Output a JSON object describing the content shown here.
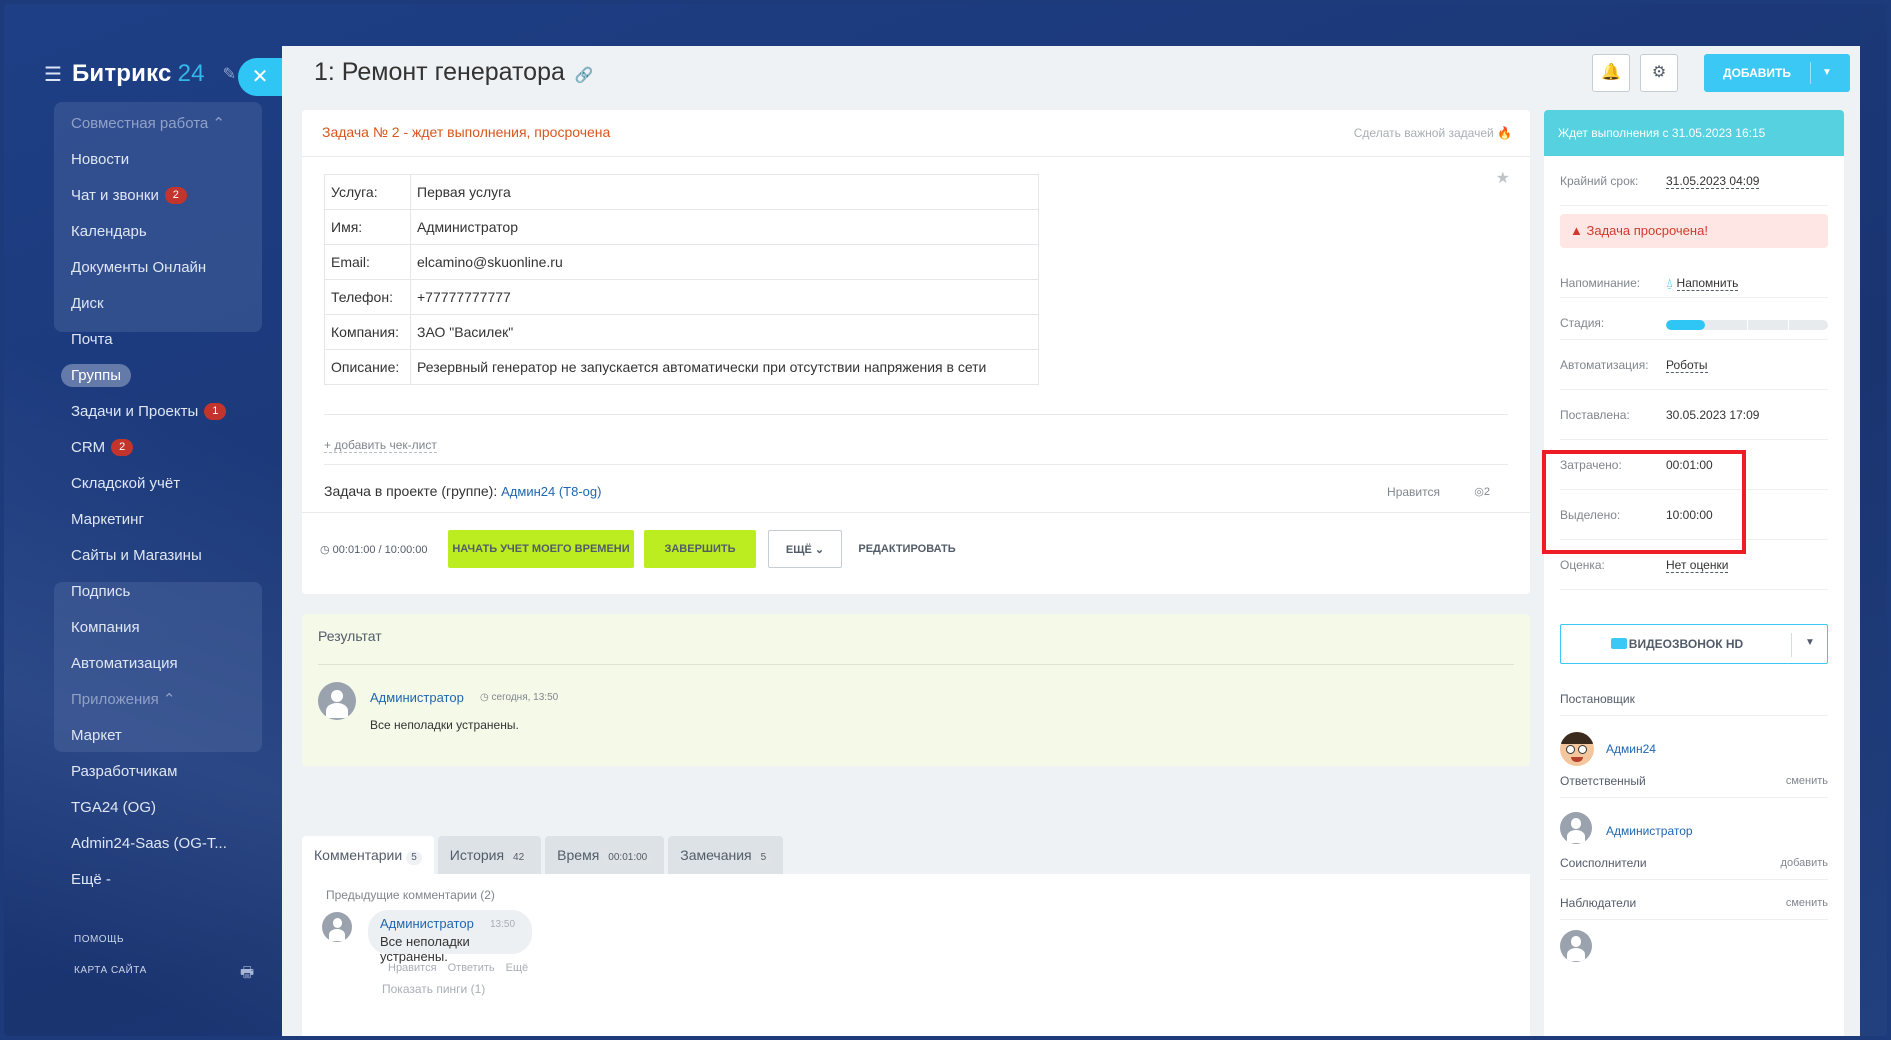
{
  "sidebar": {
    "logo": "Битрикс",
    "logo_num": "24",
    "items": [
      {
        "label": "Совместная работа ⌃",
        "dim": true
      },
      {
        "label": "Новости"
      },
      {
        "label": "Чат и звонки",
        "badge": "2"
      },
      {
        "label": "Календарь"
      },
      {
        "label": "Документы Онлайн"
      },
      {
        "label": "Диск"
      },
      {
        "label": "Почта"
      },
      {
        "label": "Группы",
        "active": true
      },
      {
        "label": "Задачи и Проекты",
        "badge": "1"
      },
      {
        "label": "CRM",
        "badge": "2"
      },
      {
        "label": "Складской учёт"
      },
      {
        "label": "Маркетинг"
      },
      {
        "label": "Сайты и Магазины"
      },
      {
        "label": "Подпись"
      },
      {
        "label": "Компания"
      },
      {
        "label": "Автоматизация"
      },
      {
        "label": "Приложения ⌃",
        "dim": true
      },
      {
        "label": "Маркет"
      },
      {
        "label": "Разработчикам"
      },
      {
        "label": "TGA24 (OG)"
      },
      {
        "label": "Admin24-Saas (OG-T..."
      },
      {
        "label": "Ещё -"
      }
    ],
    "help": "ПОМОЩЬ",
    "sitemap": "КАРТА САЙТА"
  },
  "header": {
    "title": "1: Ремонт генератора",
    "add_label": "ДОБАВИТЬ"
  },
  "task": {
    "status_line": "Задача № 2 - ждет выполнения, просрочена",
    "make_important": "Сделать важной задачей",
    "fields": [
      {
        "k": "Услуга:",
        "v": "Первая услуга"
      },
      {
        "k": "Имя:",
        "v": "Администратор"
      },
      {
        "k": "Email:",
        "v": "elcamino@skuonline.ru"
      },
      {
        "k": "Телефон:",
        "v": "+77777777777"
      },
      {
        "k": "Компания:",
        "v": "ЗАО \"Василек\""
      },
      {
        "k": "Описание:",
        "v": "Резервный генератор не запускается автоматически  при отсутствии напряжения в сети"
      }
    ],
    "add_checklist": "+ добавить чек-лист",
    "in_project": "Задача в проекте (группе):",
    "project_name": "Админ24 (Т8-og)",
    "like": "Нравится",
    "views": "2",
    "timer": "00:01:00 / 10:00:00",
    "btn_start": "НАЧАТЬ УЧЕТ МОЕГО ВРЕМЕНИ",
    "btn_finish": "ЗАВЕРШИТЬ",
    "btn_more": "ЕЩЁ",
    "btn_edit": "РЕДАКТИРОВАТЬ"
  },
  "result": {
    "title": "Результат",
    "author": "Администратор",
    "time": "сегодня, 13:50",
    "text": "Все неполадки устранены."
  },
  "tabs": [
    {
      "label": "Комментарии",
      "count": "5"
    },
    {
      "label": "История",
      "count": "42"
    },
    {
      "label": "Время",
      "count": "00:01:00"
    },
    {
      "label": "Замечания",
      "count": "5"
    }
  ],
  "comments": {
    "prev_label": "Предыдущие комментарии",
    "prev_count": "(2)",
    "author": "Администратор",
    "time": "13:50",
    "text": "Все неполадки устранены.",
    "actions": "Нравится Ответить Ещё",
    "pings": "Показать пинги (1)"
  },
  "right": {
    "status": "Ждет выполнения с 31.05.2023 16:15",
    "deadline_label": "Крайний срок:",
    "deadline": "31.05.2023 04:09",
    "overdue": "Задача просрочена!",
    "reminder_label": "Напоминание:",
    "reminder": "Напомнить",
    "stage_label": "Стадия:",
    "stage_progress": 0.24,
    "automation_label": "Автоматизация:",
    "automation": "Роботы",
    "created_label": "Поставлена:",
    "created": "30.05.2023 17:09",
    "spent_label": "Затрачено:",
    "spent": "00:01:00",
    "allocated_label": "Выделено:",
    "allocated": "10:00:00",
    "rating_label": "Оценка:",
    "rating": "Нет оценки",
    "video": "ВИДЕОЗВОНОК HD",
    "creator_h": "Постановщик",
    "creator": "Админ24",
    "responsible_h": "Ответственный",
    "responsible_act": "сменить",
    "responsible": "Администратор",
    "accomplices_h": "Соисполнители",
    "accomplices_act": "добавить",
    "observers_h": "Наблюдатели",
    "observers_act": "сменить"
  }
}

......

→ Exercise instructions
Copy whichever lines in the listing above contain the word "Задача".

→ Result
    "status_line": "Задача № 2 - ждет выполнения, просрочена",
    "in_project": "Задача в проекте (группе):",
    "overdue": "Задача просрочена!",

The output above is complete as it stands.